RBA Governor Glenn Stevens said he had no reservations about tightening monetary policy following its August Board meeting, despite the recent escalation in financial market volatility. Indeed, the key phrase from the opening statement in our view was this:
“Objectively, it is extremely unlikely that the subprime mortgage exposures could significantly damage the core banking system in any significant country. The exposures are spread far too widely for that to occur. But precisely because they are spread widely, and because the associated financial structures are opaque, information on who is exposed and by how much is incomplete. Hence people remain wary.”
This suggests that the RBA is viewing the current volatility as a crisis of confidence amongst financial market participants rather than a crisis of solvency. The RBA does acknowledge that if this persists it could still have a material impact on the economy, and they argue that increased transparency about which firms are holding what exposure would be very helpful.
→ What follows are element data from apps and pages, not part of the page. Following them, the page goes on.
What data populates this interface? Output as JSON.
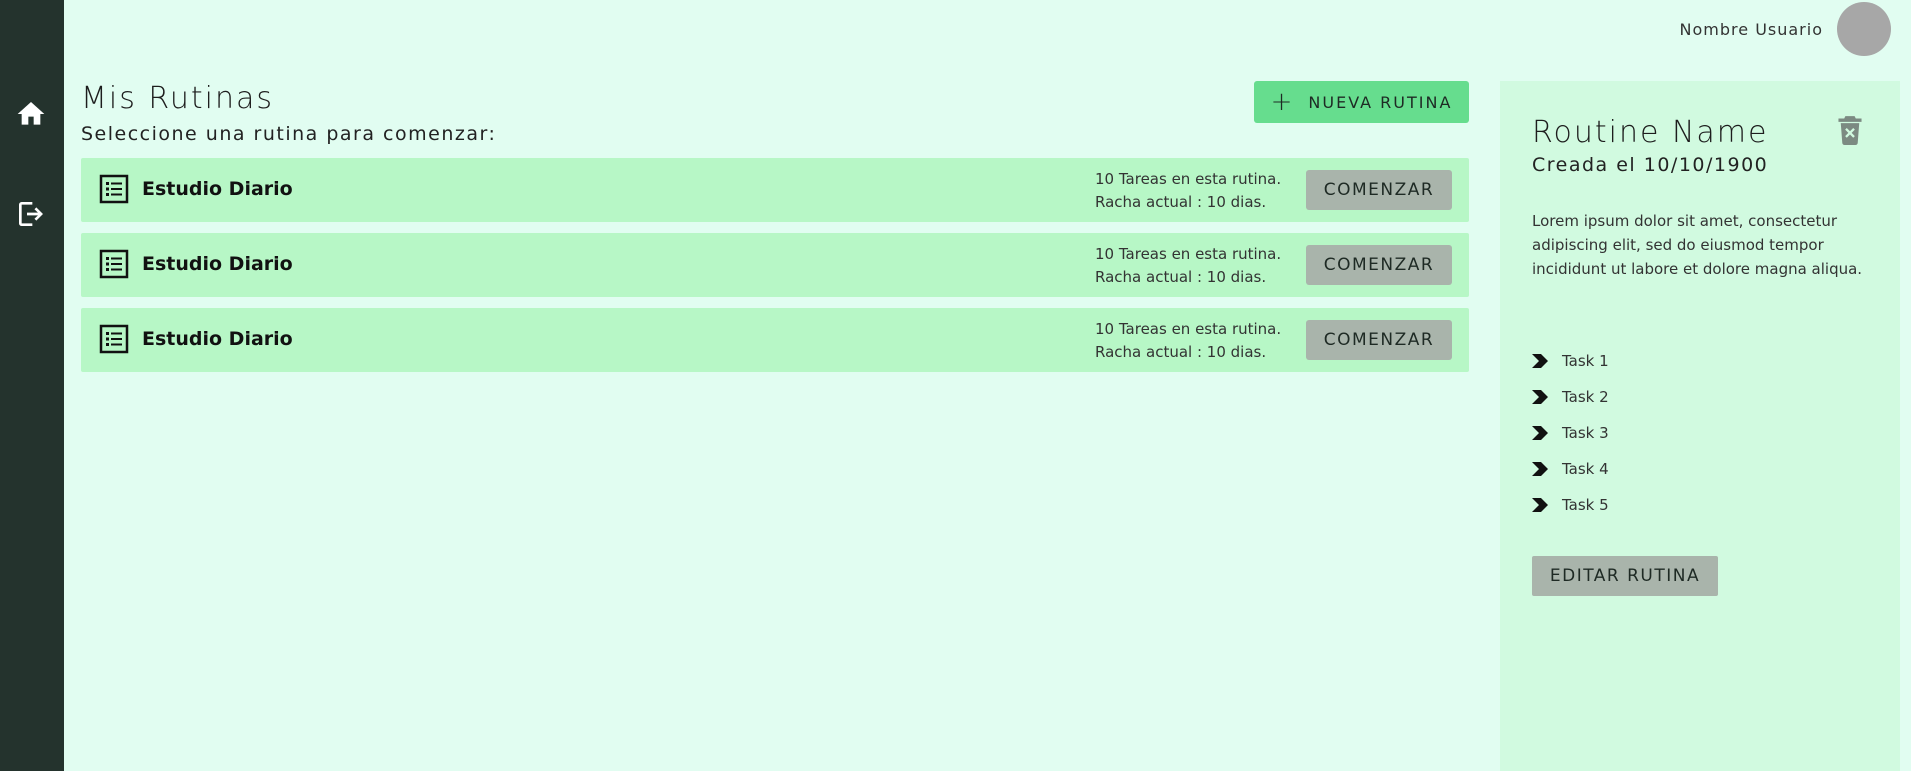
{
  "colors": {
    "sidebar": "#24332d",
    "background": "#e1fdf1",
    "row": "#b7f7c6",
    "panel": "#d1fae0",
    "accent": "#66dd8e",
    "button": "#a9b4ab"
  },
  "sidebar": {
    "items": [
      {
        "icon": "home-icon"
      },
      {
        "icon": "logout-icon"
      }
    ]
  },
  "header": {
    "username": "Nombre Usuario"
  },
  "main": {
    "title": "Mis Rutinas",
    "subtitle": "Seleccione una rutina para comenzar:",
    "new_button_label": "NUEVA RUTINA",
    "routines": [
      {
        "name": "Estudio Diario",
        "tasks_text": "10 Tareas en esta rutina.",
        "streak_text": "Racha actual : 10 dias.",
        "button_label": "COMENZAR"
      },
      {
        "name": "Estudio Diario",
        "tasks_text": "10 Tareas en esta rutina.",
        "streak_text": "Racha actual : 10 dias.",
        "button_label": "COMENZAR"
      },
      {
        "name": "Estudio Diario",
        "tasks_text": "10 Tareas en esta rutina.",
        "streak_text": "Racha actual : 10 dias.",
        "button_label": "COMENZAR"
      }
    ]
  },
  "detail": {
    "title": "Routine Name",
    "date": "Creada el 10/10/1900",
    "description": "Lorem ipsum dolor sit amet, consectetur adipiscing elit, sed do eiusmod tempor incididunt ut labore et dolore magna aliqua.",
    "tasks": [
      "Task 1",
      "Task 2",
      "Task 3",
      "Task 4",
      "Task 5"
    ],
    "edit_button_label": "EDITAR RUTINA"
  }
}
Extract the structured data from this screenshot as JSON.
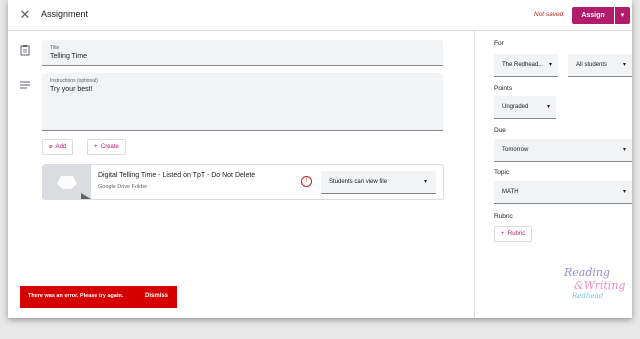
{
  "header": {
    "close_icon": "close-icon",
    "title": "Assignment",
    "status": "Not saved",
    "assign_label": "Assign",
    "accent_color": "#b31b6b"
  },
  "form": {
    "title_field": {
      "label": "Title",
      "value": "Telling Time"
    },
    "instructions_field": {
      "label": "Instructions (optional)",
      "value": "Try your best!"
    },
    "add_label": "Add",
    "create_label": "Create"
  },
  "attachment": {
    "title": "Digital Telling Time - Listed on TpT - Do Not Delete",
    "subtitle": "Google Drive Folder",
    "permission": "Students can view file",
    "warning_icon": "alert-icon"
  },
  "panel": {
    "for_label": "For",
    "class_value": "The Redhead...",
    "students_value": "All students",
    "points_label": "Points",
    "points_value": "Ungraded",
    "due_label": "Due",
    "due_value": "Tomorrow",
    "topic_label": "Topic",
    "topic_value": "MATH",
    "rubric_label": "Rubric",
    "rubric_button": "Rubric"
  },
  "snackbar": {
    "message": "There was an error. Please try again.",
    "action": "Dismiss",
    "color": "#d50000"
  }
}
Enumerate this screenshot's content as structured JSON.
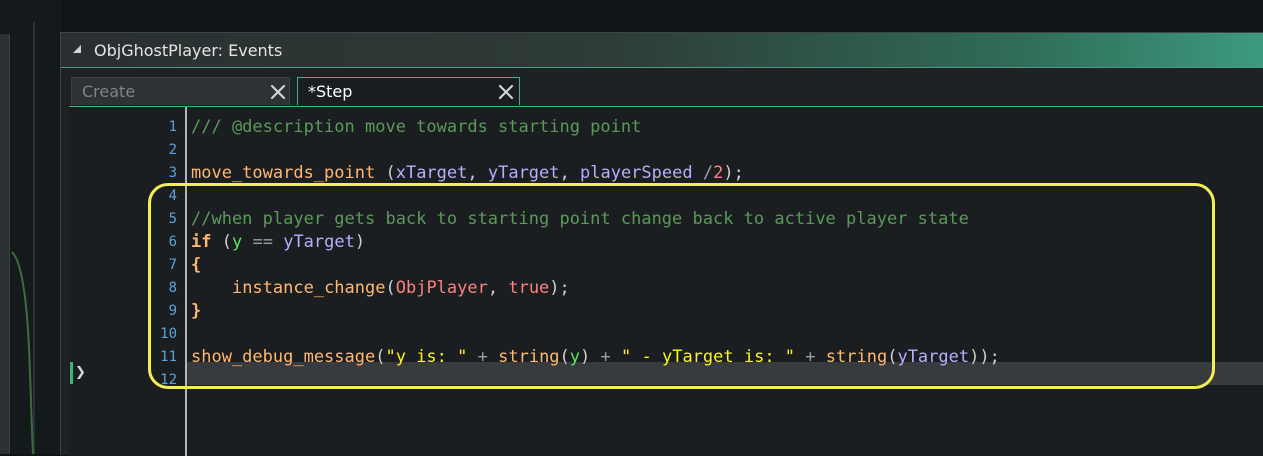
{
  "window": {
    "title": "ObjGhostPlayer: Events"
  },
  "tabs": [
    {
      "label": "Create",
      "active": false
    },
    {
      "label": "*Step",
      "active": true
    }
  ],
  "editor": {
    "line_numbers": [
      "1",
      "2",
      "3",
      "4",
      "5",
      "6",
      "7",
      "8",
      "9",
      "10",
      "11",
      "12"
    ],
    "current_line": 12,
    "lines": [
      [
        {
          "t": "comment",
          "v": "/// @description move towards starting point"
        }
      ],
      [],
      [
        {
          "t": "func",
          "v": "move_towards_point"
        },
        {
          "t": "plain",
          "v": " ("
        },
        {
          "t": "var",
          "v": "xTarget"
        },
        {
          "t": "plain",
          "v": ", "
        },
        {
          "t": "var",
          "v": "yTarget"
        },
        {
          "t": "plain",
          "v": ", "
        },
        {
          "t": "var",
          "v": "playerSpeed"
        },
        {
          "t": "plain",
          "v": " "
        },
        {
          "t": "op",
          "v": "/"
        },
        {
          "t": "num",
          "v": "2"
        },
        {
          "t": "plain",
          "v": ");"
        }
      ],
      [],
      [
        {
          "t": "comment",
          "v": "//when player gets back to starting point change back to active player state"
        }
      ],
      [
        {
          "t": "keyword",
          "v": "if"
        },
        {
          "t": "plain",
          "v": " ("
        },
        {
          "t": "builtin",
          "v": "y"
        },
        {
          "t": "plain",
          "v": " "
        },
        {
          "t": "op",
          "v": "=="
        },
        {
          "t": "plain",
          "v": " "
        },
        {
          "t": "var",
          "v": "yTarget"
        },
        {
          "t": "plain",
          "v": ")"
        }
      ],
      [
        {
          "t": "keyword",
          "v": "{"
        }
      ],
      [
        {
          "t": "plain",
          "v": "    "
        },
        {
          "t": "func",
          "v": "instance_change"
        },
        {
          "t": "plain",
          "v": "("
        },
        {
          "t": "asset",
          "v": "ObjPlayer"
        },
        {
          "t": "plain",
          "v": ", "
        },
        {
          "t": "const",
          "v": "true"
        },
        {
          "t": "plain",
          "v": ");"
        }
      ],
      [
        {
          "t": "keyword",
          "v": "}"
        }
      ],
      [],
      [
        {
          "t": "func",
          "v": "show_debug_message"
        },
        {
          "t": "plain",
          "v": "("
        },
        {
          "t": "string",
          "v": "\"y is: \""
        },
        {
          "t": "plain",
          "v": " "
        },
        {
          "t": "op",
          "v": "+"
        },
        {
          "t": "plain",
          "v": " "
        },
        {
          "t": "func",
          "v": "string"
        },
        {
          "t": "plain",
          "v": "("
        },
        {
          "t": "builtin",
          "v": "y"
        },
        {
          "t": "plain",
          "v": ") "
        },
        {
          "t": "op",
          "v": "+"
        },
        {
          "t": "plain",
          "v": " "
        },
        {
          "t": "string",
          "v": "\" - yTarget is: \""
        },
        {
          "t": "plain",
          "v": " "
        },
        {
          "t": "op",
          "v": "+"
        },
        {
          "t": "plain",
          "v": " "
        },
        {
          "t": "func",
          "v": "string"
        },
        {
          "t": "plain",
          "v": "("
        },
        {
          "t": "var",
          "v": "yTarget"
        },
        {
          "t": "plain",
          "v": "));"
        }
      ],
      []
    ]
  },
  "colors": {
    "accent": "#3ab77a",
    "highlight_box": "#f2ee55",
    "line_numbers": "#5aa3d8"
  },
  "icons": {
    "collapse": "collapse-triangle-icon",
    "tab_close": "close-x-icon",
    "current_line": "current-line-arrow-icon"
  }
}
However, the overall tone is that there is certainly no panic in the RBA and no regret about their actions so far. The RBA still expects strong growth (both domestically and globally) and for Australian inflation to remain near 3% for the next year. Until this view is proven incorrect, the RBA will continue to entertain the notion of a further interest rate hike at some stage.
courtesy of Economic Research Division – Macquarie Bank Limited